In any complex implementation it is simply not the case that the customer can express a set of detailed requirements at the outset, which the provider will implement in a solution to meet the requirements exactly as specified without any further dialogue.

Collaborative Projects

In a collaborative project, the “business experts” will develop a sound understanding of the boundaries of the implementation, i.e. what can or cannot be reasonably achieved. The implementation experts will develop a sound understanding of the business, i.e. what is the impact to the business of implementing a requirement in a certain way.

If the level of knowledge amongst the project team is elevated in this way then better decisions can be made. If the business experts are able to understand that implementing a requirement verbatim is likely to require an overly elaborate solution that is costly to deliver and maintain, then a preferable option may be to tweak the requirement and reduce the complexity. If the solution experts have multiple options for implementing a particular requirement but are able to truly understand the business impact of each approach, then the best option will be selected. In a collaborative environment where such informed decisions are made, there are clear advantages in terms of cost, quality and levels of user adoption.

Collaboration must, however, be consciously strived for. It isn’t naturally occurring. It begins by agreeing a set of key principles and working practices that enable collaborative working:
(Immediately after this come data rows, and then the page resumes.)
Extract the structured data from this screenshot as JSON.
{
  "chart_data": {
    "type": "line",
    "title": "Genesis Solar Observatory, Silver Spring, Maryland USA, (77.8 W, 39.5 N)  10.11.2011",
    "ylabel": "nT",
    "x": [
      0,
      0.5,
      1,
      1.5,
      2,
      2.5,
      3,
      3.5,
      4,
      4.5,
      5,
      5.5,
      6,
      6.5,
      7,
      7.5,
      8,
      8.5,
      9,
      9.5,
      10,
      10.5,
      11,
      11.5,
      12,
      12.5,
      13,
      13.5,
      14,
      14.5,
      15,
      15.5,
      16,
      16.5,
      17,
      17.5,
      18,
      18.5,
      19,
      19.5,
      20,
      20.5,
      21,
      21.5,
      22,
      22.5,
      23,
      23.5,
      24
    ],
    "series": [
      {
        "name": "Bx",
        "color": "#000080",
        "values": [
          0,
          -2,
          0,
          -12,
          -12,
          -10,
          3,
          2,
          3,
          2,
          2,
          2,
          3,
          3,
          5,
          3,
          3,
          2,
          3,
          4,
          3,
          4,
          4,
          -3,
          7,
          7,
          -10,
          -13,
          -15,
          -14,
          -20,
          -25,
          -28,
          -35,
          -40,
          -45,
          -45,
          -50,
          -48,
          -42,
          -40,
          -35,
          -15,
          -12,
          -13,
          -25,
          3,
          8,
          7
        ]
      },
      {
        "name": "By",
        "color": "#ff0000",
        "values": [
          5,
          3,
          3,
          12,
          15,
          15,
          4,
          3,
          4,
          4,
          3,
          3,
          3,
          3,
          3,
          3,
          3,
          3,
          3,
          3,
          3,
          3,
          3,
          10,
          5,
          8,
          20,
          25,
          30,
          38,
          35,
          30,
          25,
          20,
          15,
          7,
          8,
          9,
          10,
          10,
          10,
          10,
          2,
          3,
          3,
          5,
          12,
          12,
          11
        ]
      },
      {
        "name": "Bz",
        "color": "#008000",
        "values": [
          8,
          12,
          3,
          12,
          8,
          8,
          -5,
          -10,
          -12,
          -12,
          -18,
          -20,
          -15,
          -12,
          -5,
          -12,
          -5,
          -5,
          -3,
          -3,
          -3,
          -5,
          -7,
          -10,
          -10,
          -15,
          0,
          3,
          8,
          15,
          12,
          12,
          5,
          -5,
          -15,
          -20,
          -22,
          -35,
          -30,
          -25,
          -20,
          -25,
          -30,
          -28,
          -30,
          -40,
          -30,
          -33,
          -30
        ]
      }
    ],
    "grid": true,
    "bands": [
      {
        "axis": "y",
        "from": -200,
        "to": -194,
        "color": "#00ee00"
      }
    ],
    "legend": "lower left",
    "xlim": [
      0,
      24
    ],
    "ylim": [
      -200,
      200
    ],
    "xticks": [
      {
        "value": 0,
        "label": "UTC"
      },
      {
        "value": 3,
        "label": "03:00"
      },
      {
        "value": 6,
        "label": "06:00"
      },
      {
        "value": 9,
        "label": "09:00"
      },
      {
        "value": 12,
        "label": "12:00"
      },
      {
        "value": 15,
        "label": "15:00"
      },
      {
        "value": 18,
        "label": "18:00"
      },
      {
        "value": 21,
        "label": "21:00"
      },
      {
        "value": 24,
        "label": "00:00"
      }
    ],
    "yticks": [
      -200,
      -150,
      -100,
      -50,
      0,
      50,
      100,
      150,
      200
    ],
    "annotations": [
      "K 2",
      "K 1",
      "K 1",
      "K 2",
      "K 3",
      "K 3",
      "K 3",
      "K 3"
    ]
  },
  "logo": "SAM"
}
  1. Establish direct relationships between the project teams, both formal and informal (enabling any project team member to contact a counterpart outside of the formal workshop, communication or reporting structures)
  2. Agree responsibility boundaries between the project teams
  3. Creating an integrated and shared project plan, rather than both parties operating independently
  4. Agree a communications plan
  5. Agree the joint reporting structure
  6. Agree a Change Management framework and processes
  7. Agree an integrated approach to System and End User Testing
  8. Select effective collaboration tools (consider Yammer, Microsoft Teams, SharePoint or Visual Studio Team Services).

Total Involvement From All
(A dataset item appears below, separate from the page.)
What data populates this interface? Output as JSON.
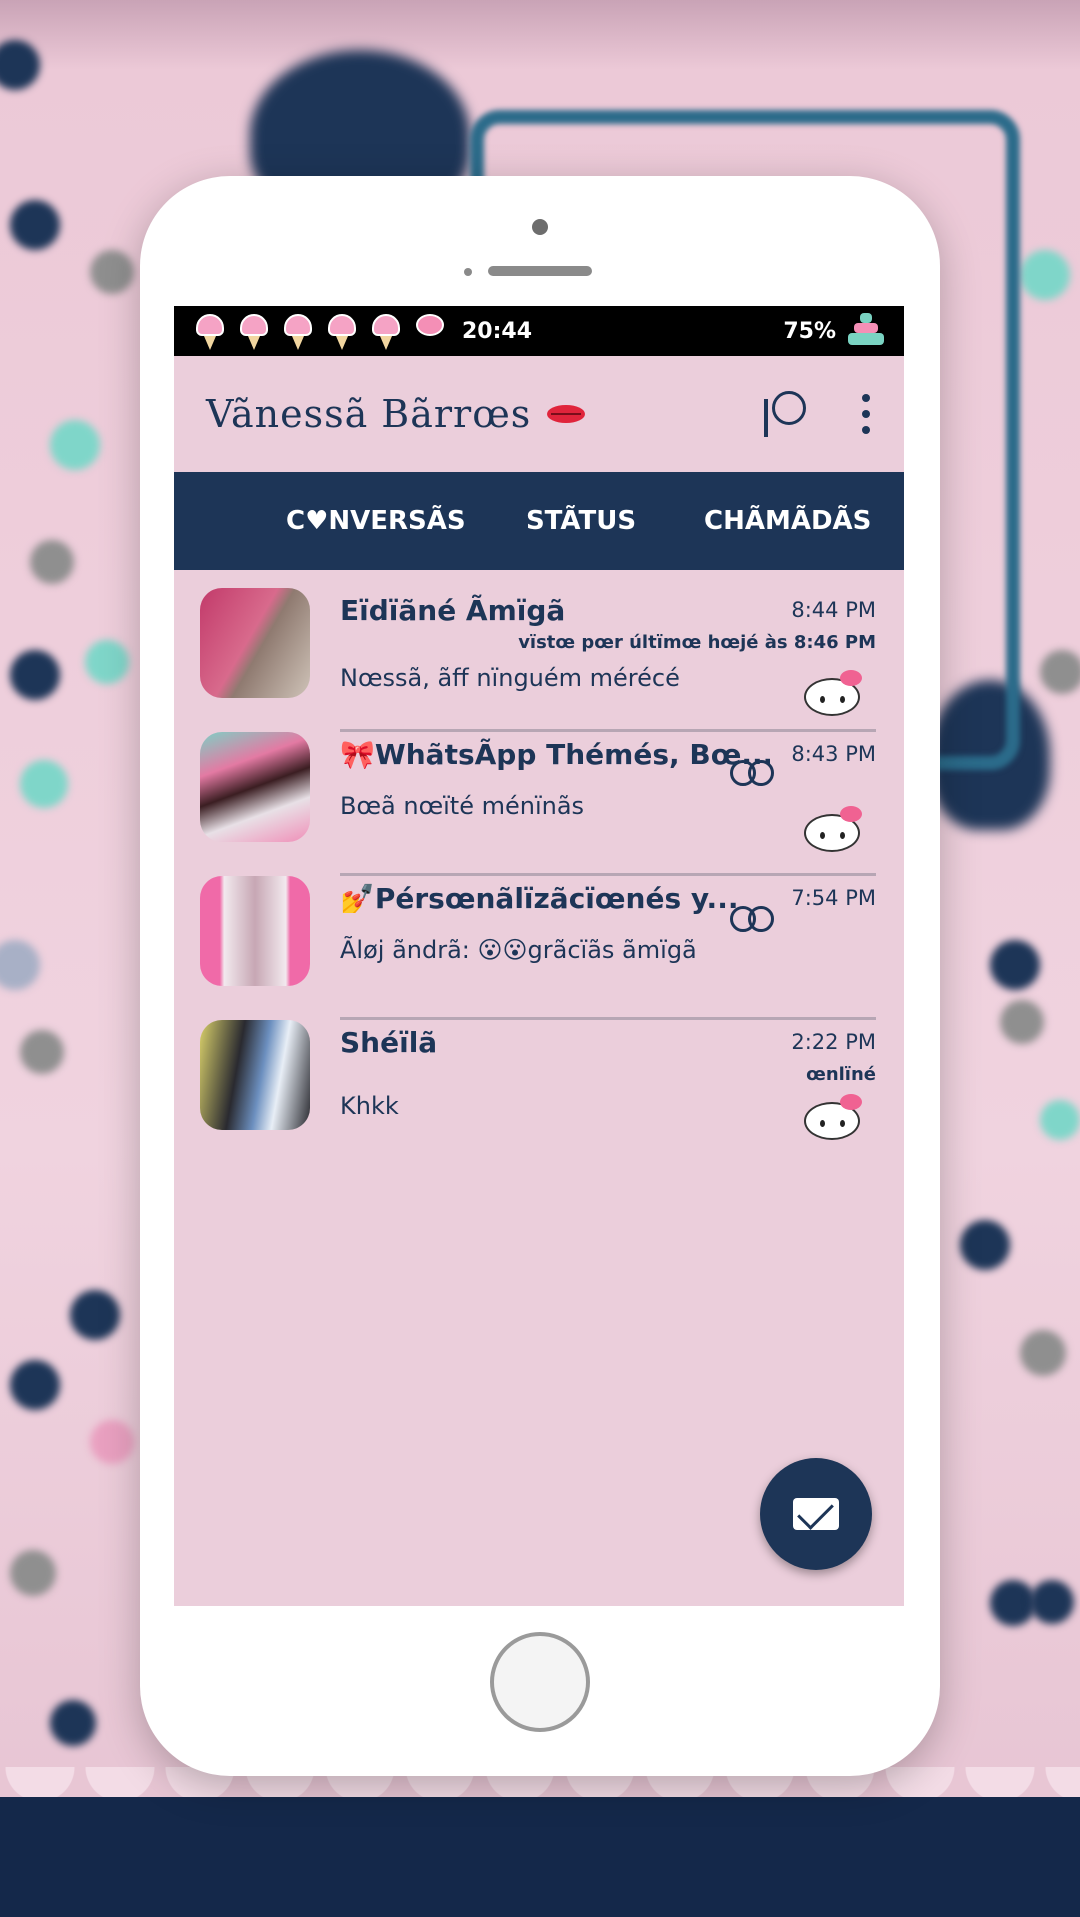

On any project, there are likely to be very few activities that can be completed entirely by one party without involvement from the other. At Incremental, we firmly believe that we deliver exceptional quality in all project activities that we undertake, but we also believe that the correct resource should be selected for each activity.

There are some project activities that can be made more effective by being delivered, or at least led, by the customer. For example, we can advise on user adoption best practices but nothing truly promotes user adoption like a well-coordinated customer-driven campaign of roadshows, super user sessions and project marketing communications. When individuals from the customer organisation are the “faces” of the project, it promotes a level of end user confidence that is difficult to match by asking the provider to fill this role.

Many of our customers agree with our view and have seen the benefits of collaboration. In one instance, working on a complex Microsoft Dynamics upgrade, we witnessed several examples during the project where collaboration between individuals from both organisations was critical to the success of the project.

On this project, communication was everything. We had the project controls in place, with structured, agreed communication channels, but beyond this was a shared ethos that any team member, from either organisation, could pick up the phone to any other team member at any time.

Project members from the customer organisation truly “owned” the solution and believed in the benefits being delivered. The customer drove the communications and training for end users and implemented a super-user programme that was critical to the success of the project. For our part, we provided the specialist solution knowledge and flexibility in approach that allowed the customer to respond to changing environment conditions and truly understand the solution impact of their requirements.

Read our customer stories to discover how we have helped organisations like you implement Microsoft Dynamics successfully.